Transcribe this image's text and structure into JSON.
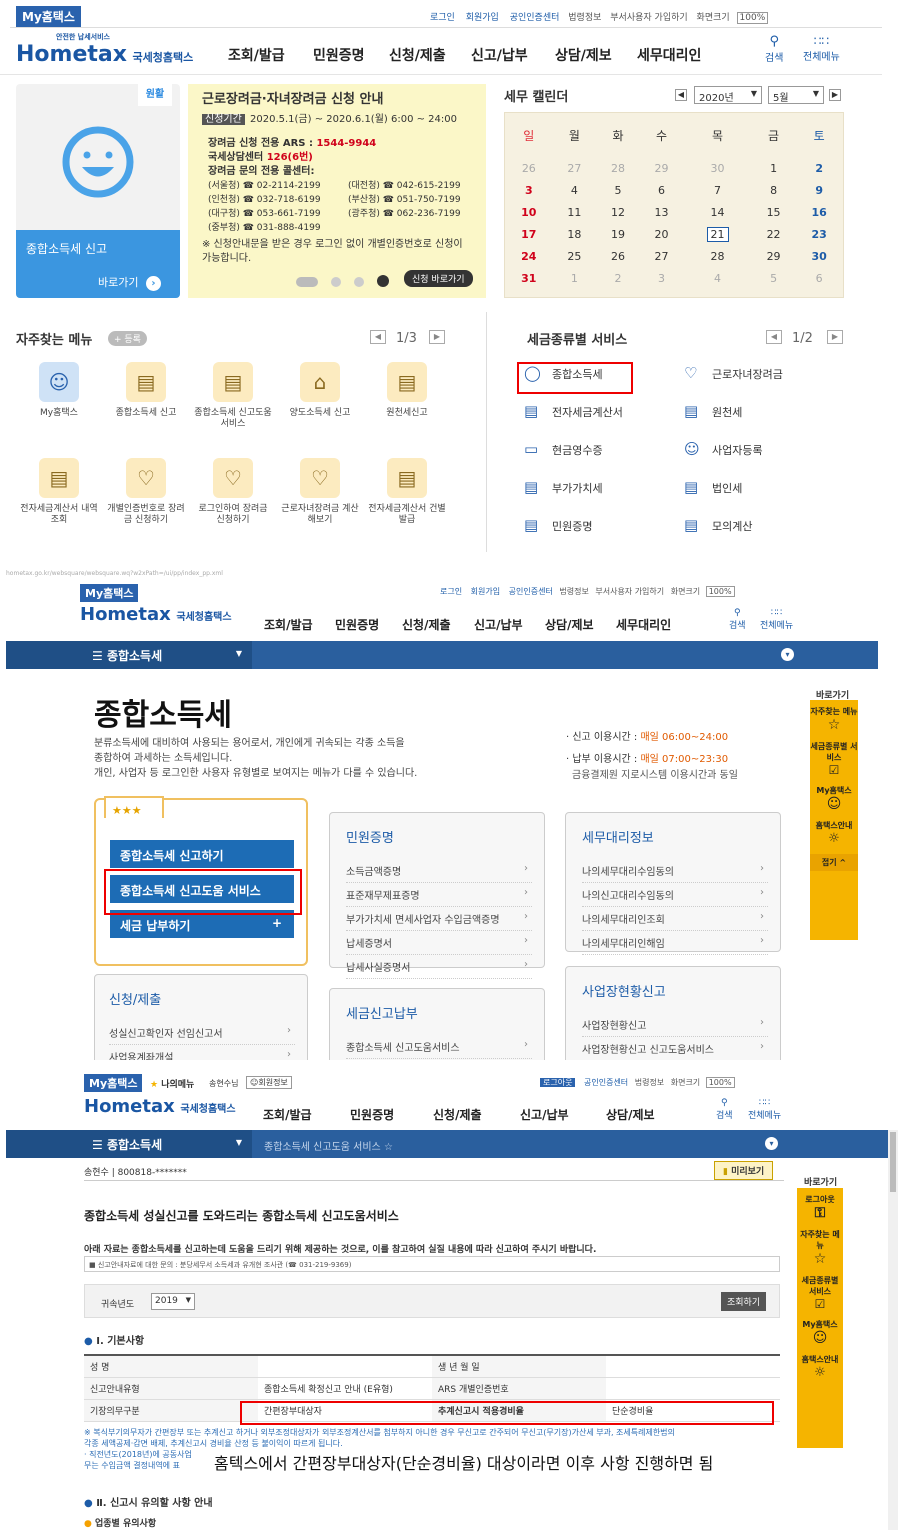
{
  "p1": {
    "mytax": "My홈택스",
    "toplinks": [
      "로그인",
      "회원가입",
      "공인인증센터",
      "법령정보",
      "부서사용자 가입하기",
      "화면크기",
      "100%"
    ],
    "logo_small": "안전한 납세서비스",
    "logo": "Hometax",
    "logo_sub": "국세청홈택스",
    "menu": [
      "조회/발급",
      "민원증명",
      "신청/제출",
      "신고/납부",
      "상담/제보",
      "세무대리인"
    ],
    "search": "검색",
    "allmenu": "전체메뉴",
    "tile": {
      "badge": "원활",
      "title": "종합소득세 신고",
      "go": "바로가기"
    },
    "banner": {
      "title": "근로장려금·자녀장려금 신청 안내",
      "period_label": "신청기간",
      "period": "2020.5.1(금) ~ 2020.6.1(월) 6:00 ~ 24:00",
      "l1": "장려금 신청 전용 ARS : ",
      "l1v": "1544-9944",
      "l2": "국세상담센터 ",
      "l2v": "126(6번)",
      "l3": "장려금 문의 전용 콜센터:",
      "phones": [
        "(서울청) ☎ 02-2114-2199",
        "(대전청) ☎ 042-615-2199",
        "(인천청) ☎ 032-718-6199",
        "(부산청) ☎ 051-750-7199",
        "(대구청) ☎ 053-661-7199",
        "(광주청) ☎ 062-236-7199",
        "(중부청) ☎ 031-888-4199"
      ],
      "note": "※ 신청안내문을 받은 경우 로그인 없이 개별인증번호로 신청이 가능합니다.",
      "apply": "신청 바로가기"
    },
    "cal": {
      "title": "세무 캘린더",
      "year": "2020년",
      "month": "5월",
      "days": [
        "일",
        "월",
        "화",
        "수",
        "목",
        "금",
        "토"
      ],
      "rows": [
        [
          "26",
          "27",
          "28",
          "29",
          "30",
          "1",
          "2"
        ],
        [
          "3",
          "4",
          "5",
          "6",
          "7",
          "8",
          "9"
        ],
        [
          "10",
          "11",
          "12",
          "13",
          "14",
          "15",
          "16"
        ],
        [
          "17",
          "18",
          "19",
          "20",
          "21",
          "22",
          "23"
        ],
        [
          "24",
          "25",
          "26",
          "27",
          "28",
          "29",
          "30"
        ],
        [
          "31",
          "1",
          "2",
          "3",
          "4",
          "5",
          "6"
        ]
      ]
    },
    "freq": {
      "title": "자주찾는 메뉴",
      "add": "+ 등록",
      "page": "1/3",
      "items": [
        "My홈택스",
        "종합소득세 신고",
        "종합소득세 신고도움 서비스",
        "양도소득세 신고",
        "원천세신고",
        "전자세금계산서 내역조회",
        "개별인증번호로 장려금 신청하기",
        "로그인하여 장려금 신청하기",
        "근로자녀장려금 계산해보기",
        "전자세금계산서 건별발급"
      ]
    },
    "tax": {
      "title": "세금종류별 서비스",
      "page": "1/2",
      "items": [
        "종합소득세",
        "근로자녀장려금",
        "전자세금계산서",
        "원천세",
        "현금영수증",
        "사업자등록",
        "부가가치세",
        "법인세",
        "민원증명",
        "모의계산"
      ]
    }
  },
  "p2": {
    "url": "hometax.go.kr/websquare/websquare.wq?w2xPath=/ui/pp/index_pp.xml",
    "nav": "종합소득세",
    "title": "종합소득세",
    "desc": [
      "분류소득세에 대비하여 사용되는 용어로서, 개인에게 귀속되는 각종 소득을",
      "종합하여 과세하는 소득세입니다.",
      "개인, 사업자 등 로그인한 사용자 유형별로 보여지는 메뉴가 다를 수 있습니다."
    ],
    "time1_label": "· 신고 이용시간 : ",
    "time1": "매일 06:00~24:00",
    "time2_label": "· 납부 이용시간 : ",
    "time2": "매일 07:00~23:30",
    "time2_note": "금융결제원 지로시스템 이용시간과 동일",
    "stars": "★★★",
    "btns": [
      "종합소득세 신고하기",
      "종합소득세 신고도움 서비스",
      "세금 납부하기"
    ],
    "plus": "+",
    "civil": {
      "title": "민원증명",
      "items": [
        "소득금액증명",
        "표준재무제표증명",
        "부가가치세 면세사업자 수입금액증명",
        "납세증명서",
        "납세사실증명서"
      ]
    },
    "agent": {
      "title": "세무대리정보",
      "items": [
        "나의세무대리수임동의",
        "나의신고대리수임동의",
        "나의세무대리인조회",
        "나의세무대리인해임"
      ]
    },
    "apply": {
      "title": "신청/제출",
      "items": [
        "성실신고확인자 선임신고서",
        "사업용계좌개설"
      ]
    },
    "pay": {
      "title": "세금신고납부",
      "items": [
        "종합소득세 신고도움서비스"
      ]
    },
    "biz": {
      "title": "사업장현황신고",
      "items": [
        "사업장현황신고",
        "사업장현황신고 신고도움서비스"
      ]
    },
    "side": {
      "title": "바로가기",
      "items": [
        "자주찾는 메뉴",
        "세금종류별 서비스",
        "My홈택스",
        "홈택스안내"
      ],
      "fold": "접기 ^"
    }
  },
  "p3": {
    "mymenu": "나의메뉴",
    "user": "송현수님",
    "userinfo": "회원정보",
    "logout": "로그아웃",
    "crumb": "종합소득세 신고도움 서비스",
    "name": "송현수",
    "rrn": "800818-*******",
    "preview": "미리보기",
    "heading": "종합소득세 성실신고를 도와드리는 종합소득세 신고도움서비스",
    "notice": "아래 자료는 종합소득세를 신고하는데 도움을 드리기 위해 제공하는 것으로, 이를 참고하여 실질 내용에 따라 신고하여 주시기 바랍니다.",
    "contact": "■ 신고안내자료에 대한 문의 : 분당세무서 소득세과 유개현 조사관 (☎ 031-219-9369)",
    "year_label": "귀속년도",
    "year": "2019",
    "query": "조회하기",
    "sec1": "Ⅰ. 기본사항",
    "rows": [
      [
        "성          명",
        "",
        "생  년  월  일",
        ""
      ],
      [
        "신고안내유형",
        "종합소득세 확정신고 안내 (E유형)",
        "ARS 개별인증번호",
        ""
      ],
      [
        "기장의무구분",
        "간편장부대상자",
        "추계신고시 적용경비율",
        "단순경비율"
      ]
    ],
    "foot1": "※ 복식부기의무자가 간편장부 또는 추계신고 하거나 외부조정대상자가 외부조정계산서를 첨부하지 아니한 경우 무신고로 간주되어 무신고(무기장)가산세 부과, 조세특례제한법의",
    "foot2": "각종 세액공제·감면 배제, 추계신고시 경비율 산정 등 불이익이 따르게 됩니다.",
    "foot3": "· 직전년도(2018년)에 공동사업",
    "foot4": "무는 수입금액 결정내역에 표",
    "caption": "홈텍스에서 간편장부대상자(단순경비율) 대상이라면 이후 사항 진행하면 됨",
    "sec2": "Ⅱ. 신고시 유의할 사항 안내",
    "sub": "업종별 유의사항",
    "side": {
      "title": "바로가기",
      "items": [
        "로그아웃",
        "자주찾는 메뉴",
        "세금종류별 서비스",
        "My홈택스",
        "홈택스안내"
      ]
    }
  }
}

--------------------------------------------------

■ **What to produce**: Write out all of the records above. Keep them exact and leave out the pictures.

■ **Completed exercise**:
Transcribe this image's text and structure into JSON.
{
  "p1": {
    "mytax": "My홈택스",
    "toplinks": [
      "로그인",
      "회원가입",
      "공인인증센터",
      "법령정보",
      "부서사용자 가입하기",
      "화면크기",
      "100%"
    ],
    "logo_small": "안전한 납세서비스",
    "logo": "Hometax",
    "logo_sub": "국세청홈택스",
    "menu": [
      "조회/발급",
      "민원증명",
      "신청/제출",
      "신고/납부",
      "상담/제보",
      "세무대리인"
    ],
    "search": "검색",
    "allmenu": "전체메뉴",
    "tile": {
      "badge": "원활",
      "title": "종합소득세 신고",
      "go": "바로가기"
    },
    "banner": {
      "title": "근로장려금·자녀장려금 신청 안내",
      "period_label": "신청기간",
      "period": "2020.5.1(금) ~ 2020.6.1(월) 6:00 ~ 24:00",
      "l1": "장려금 신청 전용 ARS : ",
      "l1v": "1544-9944",
      "l2": "국세상담센터 ",
      "l2v": "126(6번)",
      "l3": "장려금 문의 전용 콜센터:",
      "phones": [
        "(서울청) ☎ 02-2114-2199",
        "(대전청) ☎ 042-615-2199",
        "(인천청) ☎ 032-718-6199",
        "(부산청) ☎ 051-750-7199",
        "(대구청) ☎ 053-661-7199",
        "(광주청) ☎ 062-236-7199",
        "(중부청) ☎ 031-888-4199"
      ],
      "note": "※ 신청안내문을 받은 경우 로그인 없이 개별인증번호로 신청이 가능합니다.",
      "apply": "신청 바로가기"
    },
    "cal": {
      "title": "세무 캘린더",
      "year": "2020년",
      "month": "5월",
      "days": [
        "일",
        "월",
        "화",
        "수",
        "목",
        "금",
        "토"
      ],
      "rows": [
        [
          "26",
          "27",
          "28",
          "29",
          "30",
          "1",
          "2"
        ],
        [
          "3",
          "4",
          "5",
          "6",
          "7",
          "8",
          "9"
        ],
        [
          "10",
          "11",
          "12",
          "13",
          "14",
          "15",
          "16"
        ],
        [
          "17",
          "18",
          "19",
          "20",
          "21",
          "22",
          "23"
        ],
        [
          "24",
          "25",
          "26",
          "27",
          "28",
          "29",
          "30"
        ],
        [
          "31",
          "1",
          "2",
          "3",
          "4",
          "5",
          "6"
        ]
      ]
    },
    "freq": {
      "title": "자주찾는 메뉴",
      "add": "+ 등록",
      "page": "1/3",
      "items": [
        "My홈택스",
        "종합소득세 신고",
        "종합소득세 신고도움 서비스",
        "양도소득세 신고",
        "원천세신고",
        "전자세금계산서 내역조회",
        "개별인증번호로 장려금 신청하기",
        "로그인하여 장려금 신청하기",
        "근로자녀장려금 계산해보기",
        "전자세금계산서 건별발급"
      ]
    },
    "tax": {
      "title": "세금종류별 서비스",
      "page": "1/2",
      "items": [
        "종합소득세",
        "근로자녀장려금",
        "전자세금계산서",
        "원천세",
        "현금영수증",
        "사업자등록",
        "부가가치세",
        "법인세",
        "민원증명",
        "모의계산"
      ]
    }
  },
  "p2": {
    "url": "hometax.go.kr/websquare/websquare.wq?w2xPath=/ui/pp/index_pp.xml",
    "nav": "종합소득세",
    "title": "종합소득세",
    "desc": [
      "분류소득세에 대비하여 사용되는 용어로서, 개인에게 귀속되는 각종 소득을",
      "종합하여 과세하는 소득세입니다.",
      "개인, 사업자 등 로그인한 사용자 유형별로 보여지는 메뉴가 다를 수 있습니다."
    ],
    "time1_label": "· 신고 이용시간 : ",
    "time1": "매일 06:00~24:00",
    "time2_label": "· 납부 이용시간 : ",
    "time2": "매일 07:00~23:30",
    "time2_note": "금융결제원 지로시스템 이용시간과 동일",
    "stars": "★★★",
    "btns": [
      "종합소득세 신고하기",
      "종합소득세 신고도움 서비스",
      "세금 납부하기"
    ],
    "plus": "+",
    "civil": {
      "title": "민원증명",
      "items": [
        "소득금액증명",
        "표준재무제표증명",
        "부가가치세 면세사업자 수입금액증명",
        "납세증명서",
        "납세사실증명서"
      ]
    },
    "agent": {
      "title": "세무대리정보",
      "items": [
        "나의세무대리수임동의",
        "나의신고대리수임동의",
        "나의세무대리인조회",
        "나의세무대리인해임"
      ]
    },
    "apply": {
      "title": "신청/제출",
      "items": [
        "성실신고확인자 선임신고서",
        "사업용계좌개설"
      ]
    },
    "pay": {
      "title": "세금신고납부",
      "items": [
        "종합소득세 신고도움서비스"
      ]
    },
    "biz": {
      "title": "사업장현황신고",
      "items": [
        "사업장현황신고",
        "사업장현황신고 신고도움서비스"
      ]
    },
    "side": {
      "title": "바로가기",
      "items": [
        "자주찾는 메뉴",
        "세금종류별 서비스",
        "My홈택스",
        "홈택스안내"
      ],
      "fold": "접기 ^"
    }
  },
  "p3": {
    "mymenu": "나의메뉴",
    "user": "송현수님",
    "userinfo": "회원정보",
    "logout": "로그아웃",
    "crumb": "종합소득세 신고도움 서비스",
    "name": "송현수",
    "rrn": "800818-*******",
    "preview": "미리보기",
    "heading": "종합소득세 성실신고를 도와드리는 종합소득세 신고도움서비스",
    "notice": "아래 자료는 종합소득세를 신고하는데 도움을 드리기 위해 제공하는 것으로, 이를 참고하여 실질 내용에 따라 신고하여 주시기 바랍니다.",
    "contact": "■ 신고안내자료에 대한 문의 : 분당세무서 소득세과 유개현 조사관 (☎ 031-219-9369)",
    "year_label": "귀속년도",
    "year": "2019",
    "query": "조회하기",
    "sec1": "Ⅰ. 기본사항",
    "rows": [
      [
        "성          명",
        "",
        "생  년  월  일",
        ""
      ],
      [
        "신고안내유형",
        "종합소득세 확정신고 안내 (E유형)",
        "ARS 개별인증번호",
        ""
      ],
      [
        "기장의무구분",
        "간편장부대상자",
        "추계신고시 적용경비율",
        "단순경비율"
      ]
    ],
    "foot1": "※ 복식부기의무자가 간편장부 또는 추계신고 하거나 외부조정대상자가 외부조정계산서를 첨부하지 아니한 경우 무신고로 간주되어 무신고(무기장)가산세 부과, 조세특례제한법의",
    "foot2": "각종 세액공제·감면 배제, 추계신고시 경비율 산정 등 불이익이 따르게 됩니다.",
    "foot3": "· 직전년도(2018년)에 공동사업",
    "foot4": "무는 수입금액 결정내역에 표",
    "caption": "홈텍스에서 간편장부대상자(단순경비율) 대상이라면 이후 사항 진행하면 됨",
    "sec2": "Ⅱ. 신고시 유의할 사항 안내",
    "sub": "업종별 유의사항",
    "side": {
      "title": "바로가기",
      "items": [
        "로그아웃",
        "자주찾는 메뉴",
        "세금종류별 서비스",
        "My홈택스",
        "홈택스안내"
      ]
    }
  }
}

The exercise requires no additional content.